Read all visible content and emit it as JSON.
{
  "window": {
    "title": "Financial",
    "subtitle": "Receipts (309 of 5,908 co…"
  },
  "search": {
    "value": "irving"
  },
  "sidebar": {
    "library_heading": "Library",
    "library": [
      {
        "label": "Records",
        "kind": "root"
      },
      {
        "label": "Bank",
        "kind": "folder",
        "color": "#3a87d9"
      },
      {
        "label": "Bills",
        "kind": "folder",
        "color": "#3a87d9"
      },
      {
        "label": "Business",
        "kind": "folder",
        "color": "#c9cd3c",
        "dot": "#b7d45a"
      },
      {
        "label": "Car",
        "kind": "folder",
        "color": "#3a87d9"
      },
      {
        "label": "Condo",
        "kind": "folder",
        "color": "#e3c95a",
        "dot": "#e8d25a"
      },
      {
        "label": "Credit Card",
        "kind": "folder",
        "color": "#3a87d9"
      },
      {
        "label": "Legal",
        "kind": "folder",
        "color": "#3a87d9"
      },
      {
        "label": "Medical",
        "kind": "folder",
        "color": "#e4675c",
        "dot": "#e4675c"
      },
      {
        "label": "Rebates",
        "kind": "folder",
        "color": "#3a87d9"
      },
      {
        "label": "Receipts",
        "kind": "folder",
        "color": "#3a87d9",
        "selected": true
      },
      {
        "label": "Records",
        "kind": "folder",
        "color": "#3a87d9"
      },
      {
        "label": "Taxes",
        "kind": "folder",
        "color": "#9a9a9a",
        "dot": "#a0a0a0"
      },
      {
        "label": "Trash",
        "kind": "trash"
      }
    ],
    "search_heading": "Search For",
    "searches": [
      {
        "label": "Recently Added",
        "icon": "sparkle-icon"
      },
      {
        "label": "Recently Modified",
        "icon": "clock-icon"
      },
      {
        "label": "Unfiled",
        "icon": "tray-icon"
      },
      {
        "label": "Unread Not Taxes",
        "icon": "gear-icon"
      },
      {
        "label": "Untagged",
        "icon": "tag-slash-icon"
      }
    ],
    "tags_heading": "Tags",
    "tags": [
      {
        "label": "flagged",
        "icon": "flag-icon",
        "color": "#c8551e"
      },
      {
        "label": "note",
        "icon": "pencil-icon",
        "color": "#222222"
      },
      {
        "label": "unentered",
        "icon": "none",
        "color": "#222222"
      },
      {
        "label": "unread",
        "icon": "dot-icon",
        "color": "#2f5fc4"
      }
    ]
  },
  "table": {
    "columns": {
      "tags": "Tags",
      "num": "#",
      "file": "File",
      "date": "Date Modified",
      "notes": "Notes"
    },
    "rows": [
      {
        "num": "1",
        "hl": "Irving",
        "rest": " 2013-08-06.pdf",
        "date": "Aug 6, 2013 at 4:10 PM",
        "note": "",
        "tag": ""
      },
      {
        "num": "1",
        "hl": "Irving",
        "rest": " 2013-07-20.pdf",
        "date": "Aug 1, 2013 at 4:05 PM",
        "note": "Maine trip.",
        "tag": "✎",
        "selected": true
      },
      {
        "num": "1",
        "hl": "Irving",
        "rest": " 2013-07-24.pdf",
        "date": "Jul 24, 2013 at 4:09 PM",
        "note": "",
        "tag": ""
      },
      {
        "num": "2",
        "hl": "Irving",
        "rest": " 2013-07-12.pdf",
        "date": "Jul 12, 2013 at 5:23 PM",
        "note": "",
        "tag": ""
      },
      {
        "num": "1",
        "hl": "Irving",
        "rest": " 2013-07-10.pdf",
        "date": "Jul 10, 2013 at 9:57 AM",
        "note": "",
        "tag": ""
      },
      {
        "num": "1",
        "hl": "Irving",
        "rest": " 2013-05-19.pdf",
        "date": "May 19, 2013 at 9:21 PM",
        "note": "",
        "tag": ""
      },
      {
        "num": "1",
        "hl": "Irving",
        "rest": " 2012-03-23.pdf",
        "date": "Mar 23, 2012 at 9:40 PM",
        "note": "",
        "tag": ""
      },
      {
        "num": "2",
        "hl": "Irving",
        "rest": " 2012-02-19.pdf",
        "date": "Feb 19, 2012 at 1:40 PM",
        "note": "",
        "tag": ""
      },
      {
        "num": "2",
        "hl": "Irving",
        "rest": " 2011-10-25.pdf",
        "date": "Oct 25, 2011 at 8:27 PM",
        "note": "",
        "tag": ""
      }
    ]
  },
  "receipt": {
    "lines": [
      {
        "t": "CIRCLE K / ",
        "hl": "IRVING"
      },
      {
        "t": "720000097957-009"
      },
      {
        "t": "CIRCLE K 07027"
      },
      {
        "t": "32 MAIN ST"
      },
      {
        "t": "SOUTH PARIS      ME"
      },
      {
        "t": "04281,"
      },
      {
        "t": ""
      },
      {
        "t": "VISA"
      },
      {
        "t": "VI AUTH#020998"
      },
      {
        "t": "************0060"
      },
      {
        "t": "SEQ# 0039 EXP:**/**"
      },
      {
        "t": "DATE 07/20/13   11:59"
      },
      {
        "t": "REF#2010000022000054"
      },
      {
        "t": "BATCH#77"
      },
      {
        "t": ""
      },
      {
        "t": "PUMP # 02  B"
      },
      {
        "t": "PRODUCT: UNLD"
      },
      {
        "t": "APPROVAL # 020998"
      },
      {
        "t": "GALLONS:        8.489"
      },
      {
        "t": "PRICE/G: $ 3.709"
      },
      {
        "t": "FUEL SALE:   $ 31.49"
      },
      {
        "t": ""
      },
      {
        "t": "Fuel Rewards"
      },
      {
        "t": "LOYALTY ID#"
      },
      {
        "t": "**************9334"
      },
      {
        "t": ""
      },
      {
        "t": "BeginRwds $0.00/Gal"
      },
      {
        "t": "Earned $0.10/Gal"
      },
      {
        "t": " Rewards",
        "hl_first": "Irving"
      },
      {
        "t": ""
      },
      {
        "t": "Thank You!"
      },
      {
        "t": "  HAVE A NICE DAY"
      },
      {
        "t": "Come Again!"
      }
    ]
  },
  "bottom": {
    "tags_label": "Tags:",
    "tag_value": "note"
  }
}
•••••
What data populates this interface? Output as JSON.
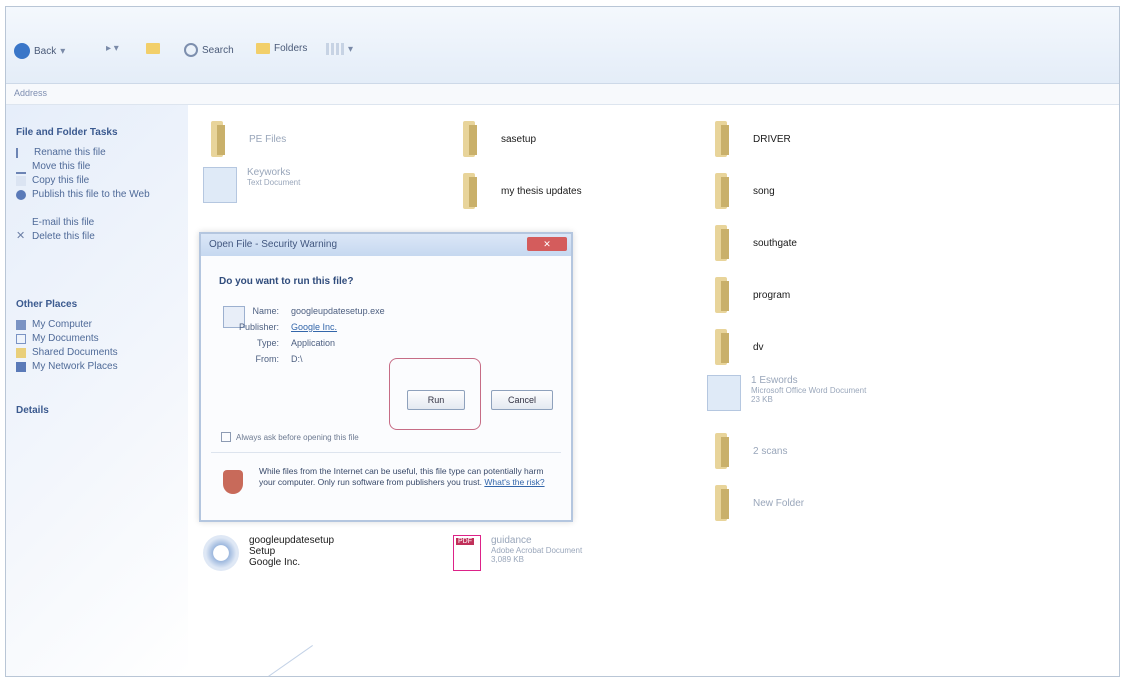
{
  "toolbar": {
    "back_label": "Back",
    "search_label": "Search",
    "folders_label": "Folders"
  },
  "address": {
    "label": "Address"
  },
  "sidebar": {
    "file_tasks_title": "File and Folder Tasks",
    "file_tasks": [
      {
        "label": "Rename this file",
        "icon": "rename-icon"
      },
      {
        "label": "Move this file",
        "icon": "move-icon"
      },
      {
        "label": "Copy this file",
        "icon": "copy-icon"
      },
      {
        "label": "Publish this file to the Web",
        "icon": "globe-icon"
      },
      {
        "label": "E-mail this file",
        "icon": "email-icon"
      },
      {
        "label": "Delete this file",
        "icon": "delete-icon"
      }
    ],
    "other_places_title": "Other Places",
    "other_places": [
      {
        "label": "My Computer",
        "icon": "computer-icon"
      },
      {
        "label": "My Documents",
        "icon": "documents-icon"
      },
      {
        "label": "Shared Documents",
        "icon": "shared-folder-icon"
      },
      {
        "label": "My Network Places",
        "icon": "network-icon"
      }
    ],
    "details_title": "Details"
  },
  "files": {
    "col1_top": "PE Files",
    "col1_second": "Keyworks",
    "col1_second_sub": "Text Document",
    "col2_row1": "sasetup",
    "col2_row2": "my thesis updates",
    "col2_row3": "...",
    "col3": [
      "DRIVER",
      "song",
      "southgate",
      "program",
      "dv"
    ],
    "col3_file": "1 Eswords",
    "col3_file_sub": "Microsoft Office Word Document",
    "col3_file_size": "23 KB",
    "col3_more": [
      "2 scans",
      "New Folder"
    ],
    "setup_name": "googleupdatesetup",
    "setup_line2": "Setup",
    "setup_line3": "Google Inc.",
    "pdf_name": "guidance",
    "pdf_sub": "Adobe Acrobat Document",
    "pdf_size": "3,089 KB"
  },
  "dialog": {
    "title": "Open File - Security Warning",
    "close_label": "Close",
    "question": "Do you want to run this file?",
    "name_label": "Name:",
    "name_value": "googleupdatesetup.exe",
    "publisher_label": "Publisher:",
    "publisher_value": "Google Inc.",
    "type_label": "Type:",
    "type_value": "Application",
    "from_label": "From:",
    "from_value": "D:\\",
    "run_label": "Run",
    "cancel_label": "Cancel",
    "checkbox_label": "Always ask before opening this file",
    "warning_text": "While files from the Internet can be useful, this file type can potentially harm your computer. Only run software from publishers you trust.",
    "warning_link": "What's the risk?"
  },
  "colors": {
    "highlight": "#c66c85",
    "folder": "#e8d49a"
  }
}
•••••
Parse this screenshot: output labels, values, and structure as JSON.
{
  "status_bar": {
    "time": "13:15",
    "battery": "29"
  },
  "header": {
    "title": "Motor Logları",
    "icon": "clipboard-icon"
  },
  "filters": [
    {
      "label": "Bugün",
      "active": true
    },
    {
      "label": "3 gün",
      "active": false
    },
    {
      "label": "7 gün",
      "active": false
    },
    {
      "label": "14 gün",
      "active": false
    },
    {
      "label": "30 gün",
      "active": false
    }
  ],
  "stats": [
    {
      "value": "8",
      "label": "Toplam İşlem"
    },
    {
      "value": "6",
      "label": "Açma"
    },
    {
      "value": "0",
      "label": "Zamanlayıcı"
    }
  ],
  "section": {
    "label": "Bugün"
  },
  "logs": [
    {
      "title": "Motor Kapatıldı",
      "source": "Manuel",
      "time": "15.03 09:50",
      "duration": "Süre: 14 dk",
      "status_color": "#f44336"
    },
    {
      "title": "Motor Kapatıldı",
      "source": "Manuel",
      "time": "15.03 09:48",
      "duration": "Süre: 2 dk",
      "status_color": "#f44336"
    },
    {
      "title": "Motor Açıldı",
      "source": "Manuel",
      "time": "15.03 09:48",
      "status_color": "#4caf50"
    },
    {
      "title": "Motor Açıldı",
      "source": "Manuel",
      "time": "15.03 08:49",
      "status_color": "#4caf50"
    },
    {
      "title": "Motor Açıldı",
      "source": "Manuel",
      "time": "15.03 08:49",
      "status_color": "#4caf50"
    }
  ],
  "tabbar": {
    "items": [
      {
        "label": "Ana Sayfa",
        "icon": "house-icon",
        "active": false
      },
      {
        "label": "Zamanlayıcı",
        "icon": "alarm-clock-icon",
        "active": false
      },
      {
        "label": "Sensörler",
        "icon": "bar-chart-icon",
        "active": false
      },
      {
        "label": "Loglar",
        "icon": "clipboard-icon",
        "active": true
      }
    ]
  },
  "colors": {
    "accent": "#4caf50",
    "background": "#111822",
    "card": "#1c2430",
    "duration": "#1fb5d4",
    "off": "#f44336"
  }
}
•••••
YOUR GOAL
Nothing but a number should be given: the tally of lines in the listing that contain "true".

ANSWER
4